Ferrari’s Carlos Sainz has reiterated that “porpoising” is beginning to pose a real threat to the drivers’ help, and has again urged the FIA to make changes to the regulations.
The new technical regulations in Formula 1 saw the return of ground effect aerodynamics and, while it was inevitable that the gaps between the quickest and the slowest was going to be bigger until the cars evolved, it seems to have done the trick in promoting closer and more exciting racing.
However, one thing it also brought in was lower ride heights, and some teams have had more luck than others in ensuring that the abrasion between the floor and the track surface does not affect them.
While Red Bull’s chassis design and airflow is such that the floor appears to stay rigid with the rest of the chassis, Mercedes in particular have struggled to get to grips with how to set up the car aerodynamically in such a way to keep the floor still.
As a result, the floor tends to flex quite a lot compared to the Red Bull, and the end result is aggressive, heavy and painful contact with the circuit.
The drivers are essentially sat on the ground as they drive the cars, so those impacts are felt right up through the spine and neck, and the bouncing also means that the head moves around a substantial amount, leading a to a risk of concussion.
The Silver Arrows’ pace has also been affected due to the time they lose on the straights, but they are not the only ones suffering.

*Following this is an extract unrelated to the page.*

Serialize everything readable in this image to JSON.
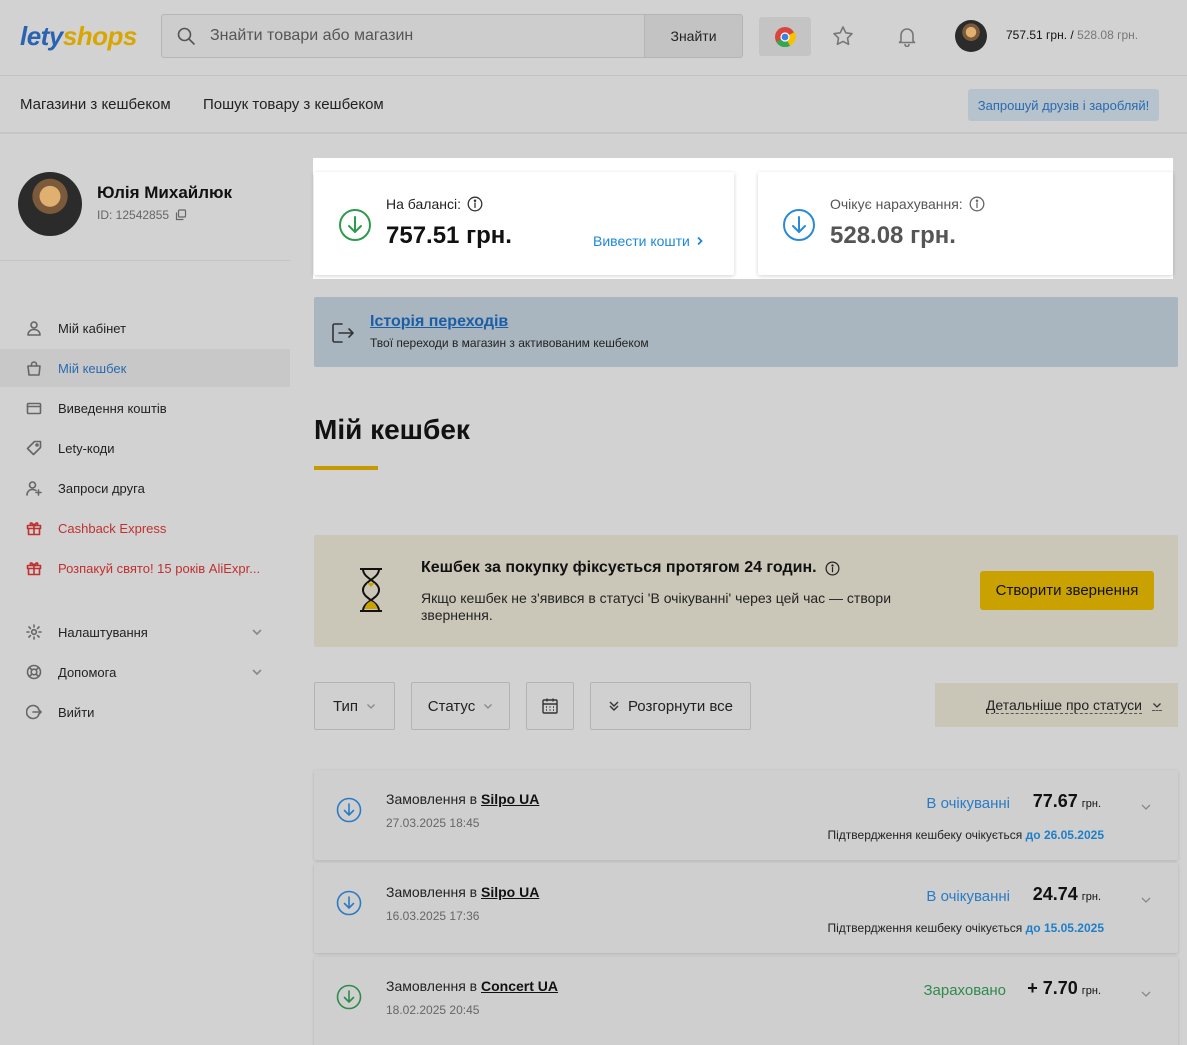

Ferrari too have experienced the issue, but their pace has not been too adversely affected by it – Charles Leclerc has two wins and six pole positions this season, while he and Sainz have stood on the podium eight times between them in the opening eight rounds of 2022.
Interestingly, Leclerc has not really felt the bouncing an awful lot despite its visual presence in his car, but Sainz certainly has, and he and George Russell have been outspoken about the effects it might have physically in the long run.
It did not get any easier to handle it for the Spaniard during last weekend’s grand prix in Baku.
“Friday, I suffered a lot, and for a few reason I had a car or a bottom that caused more porpoising and skidded the car more than the other with the same set-up, and it was, very, very painful,” said Sainz.
“I saw other drivers struggling on the straight, and we got to the point where we looked at each other to say: ‘We have to do something, because we can’t last another 10 years like this.’”
The excessive bouncing and its detrimental impact is something that can be softened by raising the ride height of the car, but what happens if a team raises the ride height to the maximum and still encounters “porpoising?”
This is one of the reasons some drivers are asking the governing body to look at changing the regulations to help the teams manage the bouncing, because the risk, in Sainz’s eyes, will begin to outweigh the rewards.
“We then asked kindly to the FIA to examine the matter and to listen to us drivers , because we are starting to struggle to manage the situation,” he added.
“We need the FIA to react quickly, as it will soon be difficult to manage with the pain.
“Is it necessary for 20 drivers to have back problems after each race, despite all this technology? Is it really worth it? I don’t think so.”
Sainz and Leclerc both retired from the Azerbaijan Grand Prix after suffering reliability failures, leaving Max Verstappen to win ahead of team-mate Sergio Perez.
Perez surpassed Leclerc for second in the Drivers’ Championship as a result, and the Austrian side extended their Constructors’ Championship lead over the Scuderia.